§ How to complete this task: All of the data, from the first line to the last, should be reproduced without alteration.

Dataset records
>>>>
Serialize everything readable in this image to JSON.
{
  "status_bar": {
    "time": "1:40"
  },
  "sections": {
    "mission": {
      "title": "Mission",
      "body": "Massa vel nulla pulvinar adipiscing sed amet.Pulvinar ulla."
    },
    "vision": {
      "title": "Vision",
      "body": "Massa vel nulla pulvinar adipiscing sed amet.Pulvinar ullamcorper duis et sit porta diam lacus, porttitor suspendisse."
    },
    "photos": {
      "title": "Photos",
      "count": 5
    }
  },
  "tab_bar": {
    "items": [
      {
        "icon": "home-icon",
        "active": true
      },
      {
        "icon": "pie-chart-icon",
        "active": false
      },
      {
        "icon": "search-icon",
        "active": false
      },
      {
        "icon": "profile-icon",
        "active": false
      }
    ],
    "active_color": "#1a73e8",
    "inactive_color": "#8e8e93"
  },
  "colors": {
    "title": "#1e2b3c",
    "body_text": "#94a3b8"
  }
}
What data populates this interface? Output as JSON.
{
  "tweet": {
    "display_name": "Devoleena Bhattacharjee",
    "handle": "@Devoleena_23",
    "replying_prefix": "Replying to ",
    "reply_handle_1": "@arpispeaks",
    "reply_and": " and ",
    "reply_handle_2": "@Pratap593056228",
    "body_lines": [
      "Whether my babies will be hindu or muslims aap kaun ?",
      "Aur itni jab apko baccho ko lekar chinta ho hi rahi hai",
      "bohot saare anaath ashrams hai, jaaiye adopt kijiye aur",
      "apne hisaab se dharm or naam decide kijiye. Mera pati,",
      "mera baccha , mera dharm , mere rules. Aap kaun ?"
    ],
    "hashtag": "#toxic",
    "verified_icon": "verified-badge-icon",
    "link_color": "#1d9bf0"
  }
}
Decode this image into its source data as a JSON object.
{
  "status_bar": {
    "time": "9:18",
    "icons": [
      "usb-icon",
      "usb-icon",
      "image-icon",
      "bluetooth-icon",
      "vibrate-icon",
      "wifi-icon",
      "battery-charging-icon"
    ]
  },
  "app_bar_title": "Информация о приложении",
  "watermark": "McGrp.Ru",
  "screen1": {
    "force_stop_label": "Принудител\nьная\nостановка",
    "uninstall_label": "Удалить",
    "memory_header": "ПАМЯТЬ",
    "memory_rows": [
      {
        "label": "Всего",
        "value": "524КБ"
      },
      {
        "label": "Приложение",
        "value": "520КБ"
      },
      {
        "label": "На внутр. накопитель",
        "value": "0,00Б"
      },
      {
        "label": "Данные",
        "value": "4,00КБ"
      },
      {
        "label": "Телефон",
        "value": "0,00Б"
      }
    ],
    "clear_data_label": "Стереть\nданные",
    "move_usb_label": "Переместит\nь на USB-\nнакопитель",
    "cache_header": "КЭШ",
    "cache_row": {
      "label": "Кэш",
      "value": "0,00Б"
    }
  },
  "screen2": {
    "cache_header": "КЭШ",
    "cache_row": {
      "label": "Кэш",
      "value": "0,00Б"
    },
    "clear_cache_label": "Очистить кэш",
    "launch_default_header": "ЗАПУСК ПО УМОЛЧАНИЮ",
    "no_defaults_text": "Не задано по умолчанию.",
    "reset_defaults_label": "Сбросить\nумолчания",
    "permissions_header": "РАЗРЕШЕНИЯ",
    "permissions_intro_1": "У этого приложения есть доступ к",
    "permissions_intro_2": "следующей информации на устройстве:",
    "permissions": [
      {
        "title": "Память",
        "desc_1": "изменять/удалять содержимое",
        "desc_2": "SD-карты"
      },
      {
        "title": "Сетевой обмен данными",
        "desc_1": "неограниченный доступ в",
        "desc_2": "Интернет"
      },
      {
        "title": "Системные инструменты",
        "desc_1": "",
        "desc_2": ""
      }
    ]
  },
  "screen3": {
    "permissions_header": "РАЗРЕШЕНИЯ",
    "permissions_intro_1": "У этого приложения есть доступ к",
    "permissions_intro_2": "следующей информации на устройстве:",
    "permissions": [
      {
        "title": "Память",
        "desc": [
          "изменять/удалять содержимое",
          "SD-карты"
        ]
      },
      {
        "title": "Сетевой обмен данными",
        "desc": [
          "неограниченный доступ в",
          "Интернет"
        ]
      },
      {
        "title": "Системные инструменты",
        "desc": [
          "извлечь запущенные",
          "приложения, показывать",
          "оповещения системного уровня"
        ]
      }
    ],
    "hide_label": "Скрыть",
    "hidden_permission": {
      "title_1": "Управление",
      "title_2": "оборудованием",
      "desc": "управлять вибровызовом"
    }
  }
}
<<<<
§ Solved exercise:
Serialize everything readable in this image to JSON.
{
  "status_bar": {
    "time": "1:40"
  },
  "sections": {
    "mission": {
      "title": "Mission",
      "body": "Massa vel nulla pulvinar adipiscing sed amet.Pulvinar ulla."
    },
    "vision": {
      "title": "Vision",
      "body": "Massa vel nulla pulvinar adipiscing sed amet.Pulvinar ullamcorper duis et sit porta diam lacus, porttitor suspendisse."
    },
    "photos": {
      "title": "Photos",
      "count": 5
    }
  },
  "tab_bar": {
    "items": [
      {
        "icon": "home-icon",
        "active": true
      },
      {
        "icon": "pie-chart-icon",
        "active": false
      },
      {
        "icon": "search-icon",
        "active": false
      },
      {
        "icon": "profile-icon",
        "active": false
      }
    ],
    "active_color": "#1a73e8",
    "inactive_color": "#8e8e93"
  },
  "colors": {
    "title": "#1e2b3c",
    "body_text": "#94a3b8"
  }
}
What data populates this interface? Output as JSON.
{
  "tweet": {
    "display_name": "Devoleena Bhattacharjee",
    "handle": "@Devoleena_23",
    "replying_prefix": "Replying to ",
    "reply_handle_1": "@arpispeaks",
    "reply_and": " and ",
    "reply_handle_2": "@Pratap593056228",
    "body_lines": [
      "Whether my babies will be hindu or muslims aap kaun ?",
      "Aur itni jab apko baccho ko lekar chinta ho hi rahi hai",
      "bohot saare anaath ashrams hai, jaaiye adopt kijiye aur",
      "apne hisaab se dharm or naam decide kijiye. Mera pati,",
      "mera baccha , mera dharm , mere rules. Aap kaun ?"
    ],
    "hashtag": "#toxic",
    "verified_icon": "verified-badge-icon",
    "link_color": "#1d9bf0"
  }
}
Decode this image into its source data as a JSON object.
{
  "status_bar": {
    "time": "9:18",
    "icons": [
      "usb-icon",
      "usb-icon",
      "image-icon",
      "bluetooth-icon",
      "vibrate-icon",
      "wifi-icon",
      "battery-charging-icon"
    ]
  },
  "app_bar_title": "Информация о приложении",
  "watermark": "McGrp.Ru",
  "screen1": {
    "force_stop_label": "Принудител\nьная\nостановка",
    "uninstall_label": "Удалить",
    "memory_header": "ПАМЯТЬ",
    "memory_rows": [
      {
        "label": "Всего",
        "value": "524КБ"
      },
      {
        "label": "Приложение",
        "value": "520КБ"
      },
      {
        "label": "На внутр. накопитель",
        "value": "0,00Б"
      },
      {
        "label": "Данные",
        "value": "4,00КБ"
      },
      {
        "label": "Телефон",
        "value": "0,00Б"
      }
    ],
    "clear_data_label": "Стереть\nданные",
    "move_usb_label": "Переместит\nь на USB-\nнакопитель",
    "cache_header": "КЭШ",
    "cache_row": {
      "label": "Кэш",
      "value": "0,00Б"
    }
  },
  "screen2": {
    "cache_header": "КЭШ",
    "cache_row": {
      "label": "Кэш",
      "value": "0,00Б"
    },
    "clear_cache_label": "Очистить кэш",
    "launch_default_header": "ЗАПУСК ПО УМОЛЧАНИЮ",
    "no_defaults_text": "Не задано по умолчанию.",
    "reset_defaults_label": "Сбросить\nумолчания",
    "permissions_header": "РАЗРЕШЕНИЯ",
    "permissions_intro_1": "У этого приложения есть доступ к",
    "permissions_intro_2": "следующей информации на устройстве:",
    "permissions": [
      {
        "title": "Память",
        "desc_1": "изменять/удалять содержимое",
        "desc_2": "SD-карты"
      },
      {
        "title": "Сетевой обмен данными",
        "desc_1": "неограниченный доступ в",
        "desc_2": "Интернет"
      },
      {
        "title": "Системные инструменты",
        "desc_1": "",
        "desc_2": ""
      }
    ]
  },
  "screen3": {
    "permissions_header": "РАЗРЕШЕНИЯ",
    "permissions_intro_1": "У этого приложения есть доступ к",
    "permissions_intro_2": "следующей информации на устройстве:",
    "permissions": [
      {
        "title": "Память",
        "desc": [
          "изменять/удалять содержимое",
          "SD-карты"
        ]
      },
      {
        "title": "Сетевой обмен данными",
        "desc": [
          "неограниченный доступ в",
          "Интернет"
        ]
      },
      {
        "title": "Системные инструменты",
        "desc": [
          "извлечь запущенные",
          "приложения, показывать",
          "оповещения системного уровня"
        ]
      }
    ],
    "hide_label": "Скрыть",
    "hidden_permission": {
      "title_1": "Управление",
      "title_2": "оборудованием",
      "desc": "управлять вибровызовом"
    }
  }
}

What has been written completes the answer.